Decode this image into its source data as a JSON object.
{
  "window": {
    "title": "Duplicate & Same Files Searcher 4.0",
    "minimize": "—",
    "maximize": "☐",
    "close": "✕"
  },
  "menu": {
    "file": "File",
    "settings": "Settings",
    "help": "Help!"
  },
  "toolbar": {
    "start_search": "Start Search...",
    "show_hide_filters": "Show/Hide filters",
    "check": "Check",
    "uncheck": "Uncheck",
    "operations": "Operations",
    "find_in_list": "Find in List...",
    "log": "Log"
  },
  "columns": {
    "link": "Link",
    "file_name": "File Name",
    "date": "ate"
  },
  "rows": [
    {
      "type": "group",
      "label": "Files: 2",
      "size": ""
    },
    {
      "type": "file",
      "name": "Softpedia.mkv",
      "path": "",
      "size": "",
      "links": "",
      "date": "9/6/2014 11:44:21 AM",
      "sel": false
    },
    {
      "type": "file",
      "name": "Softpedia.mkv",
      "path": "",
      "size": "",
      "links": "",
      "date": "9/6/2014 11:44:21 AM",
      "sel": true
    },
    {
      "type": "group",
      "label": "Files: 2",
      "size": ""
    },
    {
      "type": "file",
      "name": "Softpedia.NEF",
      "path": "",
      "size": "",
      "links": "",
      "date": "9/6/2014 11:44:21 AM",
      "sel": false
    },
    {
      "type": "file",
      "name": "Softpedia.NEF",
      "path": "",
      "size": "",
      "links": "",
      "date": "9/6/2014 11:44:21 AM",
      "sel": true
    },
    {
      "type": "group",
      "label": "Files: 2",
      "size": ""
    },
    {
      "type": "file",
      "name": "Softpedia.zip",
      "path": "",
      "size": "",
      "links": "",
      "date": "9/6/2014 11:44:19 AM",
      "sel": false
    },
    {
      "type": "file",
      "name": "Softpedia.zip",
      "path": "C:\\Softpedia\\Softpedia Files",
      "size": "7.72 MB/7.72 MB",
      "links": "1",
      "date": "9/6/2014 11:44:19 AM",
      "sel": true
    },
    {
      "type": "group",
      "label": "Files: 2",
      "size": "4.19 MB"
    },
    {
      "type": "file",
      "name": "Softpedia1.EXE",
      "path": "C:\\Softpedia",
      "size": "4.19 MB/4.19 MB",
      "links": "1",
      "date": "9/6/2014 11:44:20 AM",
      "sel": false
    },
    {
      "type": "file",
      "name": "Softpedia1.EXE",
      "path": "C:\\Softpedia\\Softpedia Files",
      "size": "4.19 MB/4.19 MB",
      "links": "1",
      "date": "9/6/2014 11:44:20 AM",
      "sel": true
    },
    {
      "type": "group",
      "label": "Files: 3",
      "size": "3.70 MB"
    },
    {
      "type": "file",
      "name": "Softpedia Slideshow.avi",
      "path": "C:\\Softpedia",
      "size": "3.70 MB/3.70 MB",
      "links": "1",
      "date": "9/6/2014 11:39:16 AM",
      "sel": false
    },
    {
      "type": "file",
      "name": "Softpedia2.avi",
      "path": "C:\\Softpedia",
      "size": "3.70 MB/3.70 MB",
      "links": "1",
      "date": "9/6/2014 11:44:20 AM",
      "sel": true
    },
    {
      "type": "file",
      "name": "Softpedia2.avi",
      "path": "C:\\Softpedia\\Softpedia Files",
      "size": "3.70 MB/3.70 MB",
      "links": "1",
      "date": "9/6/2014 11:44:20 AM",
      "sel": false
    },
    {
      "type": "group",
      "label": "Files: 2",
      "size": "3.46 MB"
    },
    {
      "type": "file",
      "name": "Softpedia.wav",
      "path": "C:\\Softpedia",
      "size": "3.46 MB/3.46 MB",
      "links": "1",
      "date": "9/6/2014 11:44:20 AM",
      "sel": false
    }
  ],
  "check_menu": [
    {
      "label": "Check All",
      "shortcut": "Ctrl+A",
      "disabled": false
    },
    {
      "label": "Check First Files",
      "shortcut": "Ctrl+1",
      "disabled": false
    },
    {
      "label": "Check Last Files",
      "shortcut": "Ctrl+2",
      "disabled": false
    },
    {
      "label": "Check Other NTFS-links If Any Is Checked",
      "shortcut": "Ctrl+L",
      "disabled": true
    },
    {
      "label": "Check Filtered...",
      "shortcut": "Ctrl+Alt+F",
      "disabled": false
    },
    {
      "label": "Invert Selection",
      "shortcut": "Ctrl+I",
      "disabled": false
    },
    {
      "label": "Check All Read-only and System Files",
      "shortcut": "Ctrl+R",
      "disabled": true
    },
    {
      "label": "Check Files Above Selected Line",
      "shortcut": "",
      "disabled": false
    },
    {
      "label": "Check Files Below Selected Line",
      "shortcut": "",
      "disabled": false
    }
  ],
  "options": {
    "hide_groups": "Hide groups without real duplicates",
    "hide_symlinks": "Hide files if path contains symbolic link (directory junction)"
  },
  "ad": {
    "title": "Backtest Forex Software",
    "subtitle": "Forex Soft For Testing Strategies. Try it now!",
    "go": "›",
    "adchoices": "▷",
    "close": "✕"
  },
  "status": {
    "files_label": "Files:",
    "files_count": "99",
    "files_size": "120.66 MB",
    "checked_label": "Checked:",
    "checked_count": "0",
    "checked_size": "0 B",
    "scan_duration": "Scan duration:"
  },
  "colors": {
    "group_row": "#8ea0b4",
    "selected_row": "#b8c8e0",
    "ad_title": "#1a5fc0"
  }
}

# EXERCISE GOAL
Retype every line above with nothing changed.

# PROBLEM SOLUTION
Decode this image into its source data as a JSON object.
{
  "window": {
    "title": "Duplicate & Same Files Searcher 4.0",
    "minimize": "—",
    "maximize": "☐",
    "close": "✕"
  },
  "menu": {
    "file": "File",
    "settings": "Settings",
    "help": "Help!"
  },
  "toolbar": {
    "start_search": "Start Search...",
    "show_hide_filters": "Show/Hide filters",
    "check": "Check",
    "uncheck": "Uncheck",
    "operations": "Operations",
    "find_in_list": "Find in List...",
    "log": "Log"
  },
  "columns": {
    "link": "Link",
    "file_name": "File Name",
    "date": "ate"
  },
  "rows": [
    {
      "type": "group",
      "label": "Files: 2",
      "size": ""
    },
    {
      "type": "file",
      "name": "Softpedia.mkv",
      "path": "",
      "size": "",
      "links": "",
      "date": "9/6/2014 11:44:21 AM",
      "sel": false
    },
    {
      "type": "file",
      "name": "Softpedia.mkv",
      "path": "",
      "size": "",
      "links": "",
      "date": "9/6/2014 11:44:21 AM",
      "sel": true
    },
    {
      "type": "group",
      "label": "Files: 2",
      "size": ""
    },
    {
      "type": "file",
      "name": "Softpedia.NEF",
      "path": "",
      "size": "",
      "links": "",
      "date": "9/6/2014 11:44:21 AM",
      "sel": false
    },
    {
      "type": "file",
      "name": "Softpedia.NEF",
      "path": "",
      "size": "",
      "links": "",
      "date": "9/6/2014 11:44:21 AM",
      "sel": true
    },
    {
      "type": "group",
      "label": "Files: 2",
      "size": ""
    },
    {
      "type": "file",
      "name": "Softpedia.zip",
      "path": "",
      "size": "",
      "links": "",
      "date": "9/6/2014 11:44:19 AM",
      "sel": false
    },
    {
      "type": "file",
      "name": "Softpedia.zip",
      "path": "C:\\Softpedia\\Softpedia Files",
      "size": "7.72 MB/7.72 MB",
      "links": "1",
      "date": "9/6/2014 11:44:19 AM",
      "sel": true
    },
    {
      "type": "group",
      "label": "Files: 2",
      "size": "4.19 MB"
    },
    {
      "type": "file",
      "name": "Softpedia1.EXE",
      "path": "C:\\Softpedia",
      "size": "4.19 MB/4.19 MB",
      "links": "1",
      "date": "9/6/2014 11:44:20 AM",
      "sel": false
    },
    {
      "type": "file",
      "name": "Softpedia1.EXE",
      "path": "C:\\Softpedia\\Softpedia Files",
      "size": "4.19 MB/4.19 MB",
      "links": "1",
      "date": "9/6/2014 11:44:20 AM",
      "sel": true
    },
    {
      "type": "group",
      "label": "Files: 3",
      "size": "3.70 MB"
    },
    {
      "type": "file",
      "name": "Softpedia Slideshow.avi",
      "path": "C:\\Softpedia",
      "size": "3.70 MB/3.70 MB",
      "links": "1",
      "date": "9/6/2014 11:39:16 AM",
      "sel": false
    },
    {
      "type": "file",
      "name": "Softpedia2.avi",
      "path": "C:\\Softpedia",
      "size": "3.70 MB/3.70 MB",
      "links": "1",
      "date": "9/6/2014 11:44:20 AM",
      "sel": true
    },
    {
      "type": "file",
      "name": "Softpedia2.avi",
      "path": "C:\\Softpedia\\Softpedia Files",
      "size": "3.70 MB/3.70 MB",
      "links": "1",
      "date": "9/6/2014 11:44:20 AM",
      "sel": false
    },
    {
      "type": "group",
      "label": "Files: 2",
      "size": "3.46 MB"
    },
    {
      "type": "file",
      "name": "Softpedia.wav",
      "path": "C:\\Softpedia",
      "size": "3.46 MB/3.46 MB",
      "links": "1",
      "date": "9/6/2014 11:44:20 AM",
      "sel": false
    }
  ],
  "check_menu": [
    {
      "label": "Check All",
      "shortcut": "Ctrl+A",
      "disabled": false
    },
    {
      "label": "Check First Files",
      "shortcut": "Ctrl+1",
      "disabled": false
    },
    {
      "label": "Check Last Files",
      "shortcut": "Ctrl+2",
      "disabled": false
    },
    {
      "label": "Check Other NTFS-links If Any Is Checked",
      "shortcut": "Ctrl+L",
      "disabled": true
    },
    {
      "label": "Check Filtered...",
      "shortcut": "Ctrl+Alt+F",
      "disabled": false
    },
    {
      "label": "Invert Selection",
      "shortcut": "Ctrl+I",
      "disabled": false
    },
    {
      "label": "Check All Read-only and System Files",
      "shortcut": "Ctrl+R",
      "disabled": true
    },
    {
      "label": "Check Files Above Selected Line",
      "shortcut": "",
      "disabled": false
    },
    {
      "label": "Check Files Below Selected Line",
      "shortcut": "",
      "disabled": false
    }
  ],
  "options": {
    "hide_groups": "Hide groups without real duplicates",
    "hide_symlinks": "Hide files if path contains symbolic link (directory junction)"
  },
  "ad": {
    "title": "Backtest Forex Software",
    "subtitle": "Forex Soft For Testing Strategies. Try it now!",
    "go": "›",
    "adchoices": "▷",
    "close": "✕"
  },
  "status": {
    "files_label": "Files:",
    "files_count": "99",
    "files_size": "120.66 MB",
    "checked_label": "Checked:",
    "checked_count": "0",
    "checked_size": "0 B",
    "scan_duration": "Scan duration:"
  },
  "colors": {
    "group_row": "#8ea0b4",
    "selected_row": "#b8c8e0",
    "ad_title": "#1a5fc0"
  }
}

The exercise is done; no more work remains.